They keep asking, “What’s wrong with me?” Instead, the question should be, “What’s wrong with the techniques I have been using to deal with my constant worry?”


The metaphor “putting out fires with gasoline” is perfect for describing what people do when attempting to extinguish their worrisome thoughts. It talks about a person who is trying to help his neighbor stop a fire which is destroying his home.

Feeling anxious, the neighbor begins looking for a bucket filled with water. Upon spotting several buckets of liquid in the front yard, he frantically throws their contents onto the burning house.

Unfortunately, the buckets are filled with gasoline, not water. As a result, the flames become more intense; burning out of control. The harder the man tried to put out the fire, the situation continued to get worse, prompting him to throw even more gasoline onto the house.

Within minutes, the structure crumbled to the ground, leaving nothing but a mountain of debris covered in ashes.


The metaphor discussed above helps us to better understand what fuels the worry engine. When people find themselves worrying, their default response is to engage in several forms of reassurance checking (internet research, asking friends for advice, etc.), as well as infinite attempts to discover 100% certainty regarding the content of their worry.

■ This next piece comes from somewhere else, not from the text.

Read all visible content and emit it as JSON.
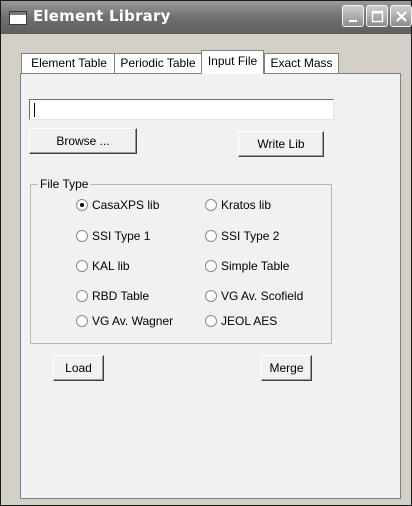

As their worries burn out of control, reassurance seeking efforts intensify, as well as efforts directed at lowering a sense of uncertainty. At the end of the day, the individual feels an even greater sense of uncertainty, leading to additional worry.

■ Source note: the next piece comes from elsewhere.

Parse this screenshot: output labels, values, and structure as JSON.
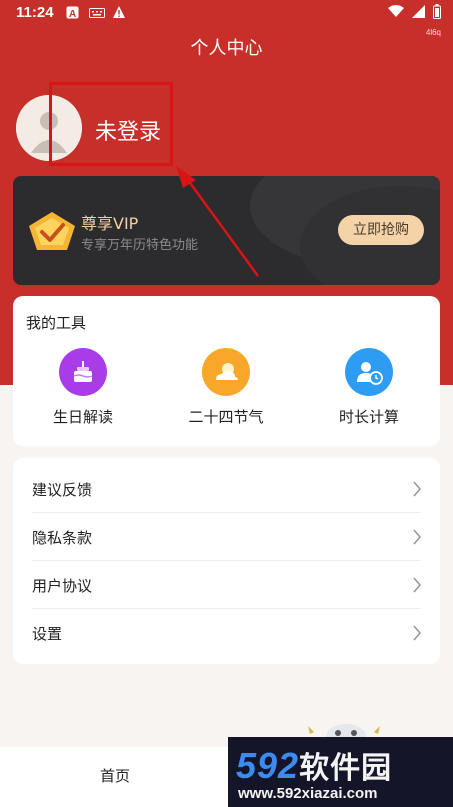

Exhausted, the worrier falls into bed at night, where the worrying process continues long into the night.


Worrying is a counterintuitive problem, a situation in which your gut reaction is to engage in behaviors designed to end worrisome thoughts, yet result in making the problem even worse.

The reason this happens is because whenever a person attempts to solve a counterintuitive problem with an intuitive approach, the situation will typically become much worse. If this sounds confusing, consider the following examples:

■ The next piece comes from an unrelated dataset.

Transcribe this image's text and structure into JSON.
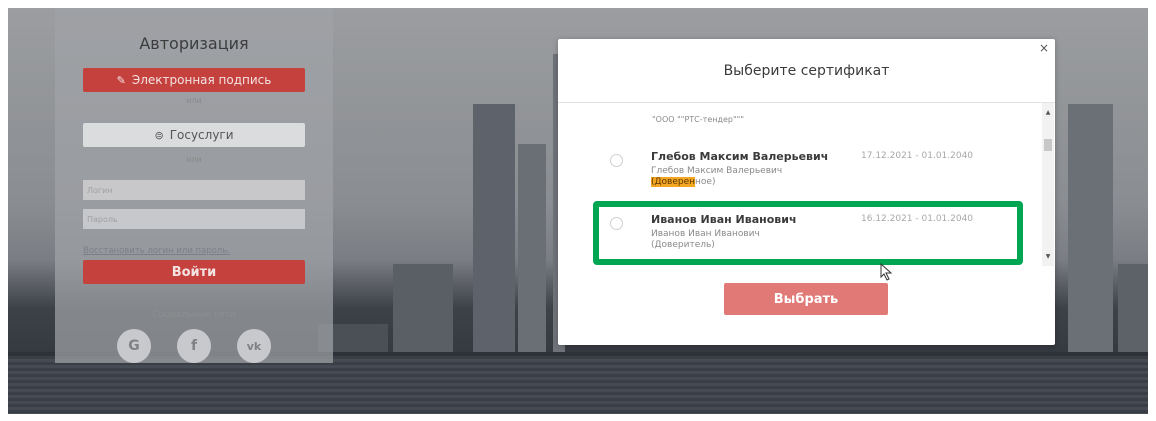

• Each night, we take our dog for a walk. Occasionally, he will escape from his leash and begin running toward other dogs. Our initial gut reaction is to call out his name and chase after him. As a result, he runs even faster. Four legs against two always wins. The solution is to run away from him (counterintuitive), let him chase us and then place the leash back on him.

• Last winter, we finally enjoyed a lot of snow. But with snow, comes icy road conditions. Occasionally, we found our car skidding toward some object. Steering the car away from the object (an initial gut reaction) isn’t going to work. A counterintuitive strategy, such as steering into the skid solves the problem.

• In the military, during an ambush, soldiers are trained to run TOWARD the enemy, not away from them, which is where the enemy plans to shoot next — counterintuitive.


When anxious, the person’s first response is to try to not think about their worries, which will only increase the frequency of worry. It’s the same as pouring gasoline on a fire.

Worry is a counterintuitive problem that requires a counterintuitive approach. It is a process in which the brain makes up hypothetical, futuristic scenarios, associated with no control over the outcome.

Paying attention to the content of one’s worries, and interpreting them as a signal for imminent danger, serves to maintain the worry process. A counterintuitive approach would include:

• Upon awakening each morning in a state of anxious arousal (feeling a heavy sensation in one’s chest, being “on edge,” etc.), accept that you are having these uncomfortable sensations.

• Realize that a sense of uncertainty, not real danger, is triggering these feelings.

• Fight, and try harder, in your EXTERNAL world to get want you want. Do the opposite with your INTERNAL world (worrisome thoughts). Welcome the thoughts, STOP trying so hard to not feel anxious — you’re fighting to calm down!

• Your gut instinct is to handle your internal world the same as your external world; which will back-fire. Again, do the opposite. Treat your external world with intuitive strategies, and your internal world with a counterintuitive approach. If that feels awkward, it’s working!

Barry C. Barmann, Ph.D., is a Licensed Clinical Psychologist in Nevada and California. His wife, Mary B. Barmann, MFT, is a licensed Marriage and Family Therapist in California. Visit anxietytreatmentinclinev to learn more.

Support Local Journalism


Support Local Journalism

Readers around Lake Tahoe, Truckee, and beyond make the Sierra Sun's work possible. Your financial contribution supports our efforts to deliver quality, locally relevant journalism.

Now more than ever, your support is critical to help us keep our community informed about the evolving coronavirus pandemic and the impact it is having locally. Every contribution, however large or small, will make a difference.

Your donation will help us continue to cover COVID-19 and our other vital local news.